### Work instruction:
Return every entry below exactly as written.

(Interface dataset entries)
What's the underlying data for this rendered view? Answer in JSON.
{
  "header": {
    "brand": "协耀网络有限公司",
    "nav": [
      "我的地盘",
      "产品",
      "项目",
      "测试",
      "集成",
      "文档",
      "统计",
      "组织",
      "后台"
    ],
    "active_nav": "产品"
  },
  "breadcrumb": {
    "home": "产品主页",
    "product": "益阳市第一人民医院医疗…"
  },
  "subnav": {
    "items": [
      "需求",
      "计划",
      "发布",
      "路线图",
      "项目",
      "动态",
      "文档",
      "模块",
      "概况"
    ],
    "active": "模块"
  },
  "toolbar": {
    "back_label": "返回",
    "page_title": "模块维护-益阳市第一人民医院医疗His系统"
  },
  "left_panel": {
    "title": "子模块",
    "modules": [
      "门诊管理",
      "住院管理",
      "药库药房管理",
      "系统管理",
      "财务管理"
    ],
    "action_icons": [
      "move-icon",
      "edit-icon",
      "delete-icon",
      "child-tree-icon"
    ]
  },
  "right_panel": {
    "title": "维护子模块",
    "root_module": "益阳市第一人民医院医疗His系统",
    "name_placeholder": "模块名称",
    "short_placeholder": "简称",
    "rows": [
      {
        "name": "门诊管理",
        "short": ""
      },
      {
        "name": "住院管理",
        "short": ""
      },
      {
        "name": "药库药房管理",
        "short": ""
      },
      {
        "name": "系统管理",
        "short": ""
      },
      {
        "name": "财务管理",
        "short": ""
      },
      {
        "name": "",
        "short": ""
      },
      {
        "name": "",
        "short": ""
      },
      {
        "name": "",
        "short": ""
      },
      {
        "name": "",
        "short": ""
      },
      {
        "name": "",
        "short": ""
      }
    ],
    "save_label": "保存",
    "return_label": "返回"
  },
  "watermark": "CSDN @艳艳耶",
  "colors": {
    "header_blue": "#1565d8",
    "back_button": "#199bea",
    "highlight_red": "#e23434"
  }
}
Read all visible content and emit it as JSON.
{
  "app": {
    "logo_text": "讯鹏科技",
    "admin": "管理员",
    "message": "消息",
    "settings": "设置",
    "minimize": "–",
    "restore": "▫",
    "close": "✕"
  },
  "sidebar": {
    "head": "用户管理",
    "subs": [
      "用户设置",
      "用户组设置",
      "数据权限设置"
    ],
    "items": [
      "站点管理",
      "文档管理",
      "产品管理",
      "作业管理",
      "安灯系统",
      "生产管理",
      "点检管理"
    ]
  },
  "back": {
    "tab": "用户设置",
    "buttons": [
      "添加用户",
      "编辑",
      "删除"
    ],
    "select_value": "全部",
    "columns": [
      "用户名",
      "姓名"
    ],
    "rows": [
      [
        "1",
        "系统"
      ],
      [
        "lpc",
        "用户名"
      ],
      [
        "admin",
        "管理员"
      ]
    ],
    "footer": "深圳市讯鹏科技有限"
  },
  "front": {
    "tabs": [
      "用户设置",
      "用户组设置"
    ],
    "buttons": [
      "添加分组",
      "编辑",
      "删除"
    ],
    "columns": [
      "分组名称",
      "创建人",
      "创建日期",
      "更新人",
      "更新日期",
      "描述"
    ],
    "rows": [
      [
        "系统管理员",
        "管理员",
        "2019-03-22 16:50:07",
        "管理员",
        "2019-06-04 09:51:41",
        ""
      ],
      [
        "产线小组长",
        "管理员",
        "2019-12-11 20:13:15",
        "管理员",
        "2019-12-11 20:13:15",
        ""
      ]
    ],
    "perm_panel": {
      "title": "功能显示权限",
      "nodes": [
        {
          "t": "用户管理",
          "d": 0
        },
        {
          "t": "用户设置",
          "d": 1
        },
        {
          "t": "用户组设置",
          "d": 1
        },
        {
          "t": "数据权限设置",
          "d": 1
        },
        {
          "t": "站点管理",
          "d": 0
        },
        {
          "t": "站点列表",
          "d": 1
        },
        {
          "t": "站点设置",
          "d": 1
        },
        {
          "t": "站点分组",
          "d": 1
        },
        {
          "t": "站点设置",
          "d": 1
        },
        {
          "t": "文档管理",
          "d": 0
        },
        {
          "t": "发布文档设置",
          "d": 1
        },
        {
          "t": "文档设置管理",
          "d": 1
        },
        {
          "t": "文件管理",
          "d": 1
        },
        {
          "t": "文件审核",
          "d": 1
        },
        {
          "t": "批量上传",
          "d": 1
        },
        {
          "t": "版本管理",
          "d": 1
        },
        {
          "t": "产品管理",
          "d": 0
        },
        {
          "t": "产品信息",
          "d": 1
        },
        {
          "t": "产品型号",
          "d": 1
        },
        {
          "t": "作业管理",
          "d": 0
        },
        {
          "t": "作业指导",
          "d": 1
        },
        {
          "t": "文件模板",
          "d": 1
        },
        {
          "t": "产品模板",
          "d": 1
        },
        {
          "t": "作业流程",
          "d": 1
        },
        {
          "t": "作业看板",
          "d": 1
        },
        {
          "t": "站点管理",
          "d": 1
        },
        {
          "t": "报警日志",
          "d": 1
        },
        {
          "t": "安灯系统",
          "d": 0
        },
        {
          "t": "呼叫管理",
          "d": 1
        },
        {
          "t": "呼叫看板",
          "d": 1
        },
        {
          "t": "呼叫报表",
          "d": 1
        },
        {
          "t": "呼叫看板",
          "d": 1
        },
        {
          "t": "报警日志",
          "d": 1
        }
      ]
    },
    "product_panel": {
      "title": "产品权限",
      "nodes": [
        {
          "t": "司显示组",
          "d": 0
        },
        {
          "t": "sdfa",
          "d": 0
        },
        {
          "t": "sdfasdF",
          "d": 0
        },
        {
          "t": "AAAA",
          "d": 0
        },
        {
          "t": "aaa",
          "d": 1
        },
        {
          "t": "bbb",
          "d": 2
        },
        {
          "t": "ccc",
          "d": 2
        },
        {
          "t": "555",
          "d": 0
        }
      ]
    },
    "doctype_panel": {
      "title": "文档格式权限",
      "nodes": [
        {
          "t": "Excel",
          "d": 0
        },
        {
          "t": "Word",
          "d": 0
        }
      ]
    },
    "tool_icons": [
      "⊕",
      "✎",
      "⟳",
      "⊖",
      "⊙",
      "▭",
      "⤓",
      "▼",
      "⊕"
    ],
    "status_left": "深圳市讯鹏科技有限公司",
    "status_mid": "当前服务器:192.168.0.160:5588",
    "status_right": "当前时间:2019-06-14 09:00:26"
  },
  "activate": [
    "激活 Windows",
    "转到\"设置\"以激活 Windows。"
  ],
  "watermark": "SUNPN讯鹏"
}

### Worked solution:
What's the underlying data for this rendered view? Answer in JSON.
{
  "header": {
    "brand": "协耀网络有限公司",
    "nav": [
      "我的地盘",
      "产品",
      "项目",
      "测试",
      "集成",
      "文档",
      "统计",
      "组织",
      "后台"
    ],
    "active_nav": "产品"
  },
  "breadcrumb": {
    "home": "产品主页",
    "product": "益阳市第一人民医院医疗…"
  },
  "subnav": {
    "items": [
      "需求",
      "计划",
      "发布",
      "路线图",
      "项目",
      "动态",
      "文档",
      "模块",
      "概况"
    ],
    "active": "模块"
  },
  "toolbar": {
    "back_label": "返回",
    "page_title": "模块维护-益阳市第一人民医院医疗His系统"
  },
  "left_panel": {
    "title": "子模块",
    "modules": [
      "门诊管理",
      "住院管理",
      "药库药房管理",
      "系统管理",
      "财务管理"
    ],
    "action_icons": [
      "move-icon",
      "edit-icon",
      "delete-icon",
      "child-tree-icon"
    ]
  },
  "right_panel": {
    "title": "维护子模块",
    "root_module": "益阳市第一人民医院医疗His系统",
    "name_placeholder": "模块名称",
    "short_placeholder": "简称",
    "rows": [
      {
        "name": "门诊管理",
        "short": ""
      },
      {
        "name": "住院管理",
        "short": ""
      },
      {
        "name": "药库药房管理",
        "short": ""
      },
      {
        "name": "系统管理",
        "short": ""
      },
      {
        "name": "财务管理",
        "short": ""
      },
      {
        "name": "",
        "short": ""
      },
      {
        "name": "",
        "short": ""
      },
      {
        "name": "",
        "short": ""
      },
      {
        "name": "",
        "short": ""
      },
      {
        "name": "",
        "short": ""
      }
    ],
    "save_label": "保存",
    "return_label": "返回"
  },
  "watermark": "CSDN @艳艳耶",
  "colors": {
    "header_blue": "#1565d8",
    "back_button": "#199bea",
    "highlight_red": "#e23434"
  }
}
Read all visible content and emit it as JSON.
{
  "app": {
    "logo_text": "讯鹏科技",
    "admin": "管理员",
    "message": "消息",
    "settings": "设置",
    "minimize": "–",
    "restore": "▫",
    "close": "✕"
  },
  "sidebar": {
    "head": "用户管理",
    "subs": [
      "用户设置",
      "用户组设置",
      "数据权限设置"
    ],
    "items": [
      "站点管理",
      "文档管理",
      "产品管理",
      "作业管理",
      "安灯系统",
      "生产管理",
      "点检管理"
    ]
  },
  "back": {
    "tab": "用户设置",
    "buttons": [
      "添加用户",
      "编辑",
      "删除"
    ],
    "select_value": "全部",
    "columns": [
      "用户名",
      "姓名"
    ],
    "rows": [
      [
        "1",
        "系统"
      ],
      [
        "lpc",
        "用户名"
      ],
      [
        "admin",
        "管理员"
      ]
    ],
    "footer": "深圳市讯鹏科技有限"
  },
  "front": {
    "tabs": [
      "用户设置",
      "用户组设置"
    ],
    "buttons": [
      "添加分组",
      "编辑",
      "删除"
    ],
    "columns": [
      "分组名称",
      "创建人",
      "创建日期",
      "更新人",
      "更新日期",
      "描述"
    ],
    "rows": [
      [
        "系统管理员",
        "管理员",
        "2019-03-22 16:50:07",
        "管理员",
        "2019-06-04 09:51:41",
        ""
      ],
      [
        "产线小组长",
        "管理员",
        "2019-12-11 20:13:15",
        "管理员",
        "2019-12-11 20:13:15",
        ""
      ]
    ],
    "perm_panel": {
      "title": "功能显示权限",
      "nodes": [
        {
          "t": "用户管理",
          "d": 0
        },
        {
          "t": "用户设置",
          "d": 1
        },
        {
          "t": "用户组设置",
          "d": 1
        },
        {
          "t": "数据权限设置",
          "d": 1
        },
        {
          "t": "站点管理",
          "d": 0
        },
        {
          "t": "站点列表",
          "d": 1
        },
        {
          "t": "站点设置",
          "d": 1
        },
        {
          "t": "站点分组",
          "d": 1
        },
        {
          "t": "站点设置",
          "d": 1
        },
        {
          "t": "文档管理",
          "d": 0
        },
        {
          "t": "发布文档设置",
          "d": 1
        },
        {
          "t": "文档设置管理",
          "d": 1
        },
        {
          "t": "文件管理",
          "d": 1
        },
        {
          "t": "文件审核",
          "d": 1
        },
        {
          "t": "批量上传",
          "d": 1
        },
        {
          "t": "版本管理",
          "d": 1
        },
        {
          "t": "产品管理",
          "d": 0
        },
        {
          "t": "产品信息",
          "d": 1
        },
        {
          "t": "产品型号",
          "d": 1
        },
        {
          "t": "作业管理",
          "d": 0
        },
        {
          "t": "作业指导",
          "d": 1
        },
        {
          "t": "文件模板",
          "d": 1
        },
        {
          "t": "产品模板",
          "d": 1
        },
        {
          "t": "作业流程",
          "d": 1
        },
        {
          "t": "作业看板",
          "d": 1
        },
        {
          "t": "站点管理",
          "d": 1
        },
        {
          "t": "报警日志",
          "d": 1
        },
        {
          "t": "安灯系统",
          "d": 0
        },
        {
          "t": "呼叫管理",
          "d": 1
        },
        {
          "t": "呼叫看板",
          "d": 1
        },
        {
          "t": "呼叫报表",
          "d": 1
        },
        {
          "t": "呼叫看板",
          "d": 1
        },
        {
          "t": "报警日志",
          "d": 1
        }
      ]
    },
    "product_panel": {
      "title": "产品权限",
      "nodes": [
        {
          "t": "司显示组",
          "d": 0
        },
        {
          "t": "sdfa",
          "d": 0
        },
        {
          "t": "sdfasdF",
          "d": 0
        },
        {
          "t": "AAAA",
          "d": 0
        },
        {
          "t": "aaa",
          "d": 1
        },
        {
          "t": "bbb",
          "d": 2
        },
        {
          "t": "ccc",
          "d": 2
        },
        {
          "t": "555",
          "d": 0
        }
      ]
    },
    "doctype_panel": {
      "title": "文档格式权限",
      "nodes": [
        {
          "t": "Excel",
          "d": 0
        },
        {
          "t": "Word",
          "d": 0
        }
      ]
    },
    "tool_icons": [
      "⊕",
      "✎",
      "⟳",
      "⊖",
      "⊙",
      "▭",
      "⤓",
      "▼",
      "⊕"
    ],
    "status_left": "深圳市讯鹏科技有限公司",
    "status_mid": "当前服务器:192.168.0.160:5588",
    "status_right": "当前时间:2019-06-14 09:00:26"
  },
  "activate": [
    "激活 Windows",
    "转到\"设置\"以激活 Windows。"
  ],
  "watermark": "SUNPN讯鹏"
}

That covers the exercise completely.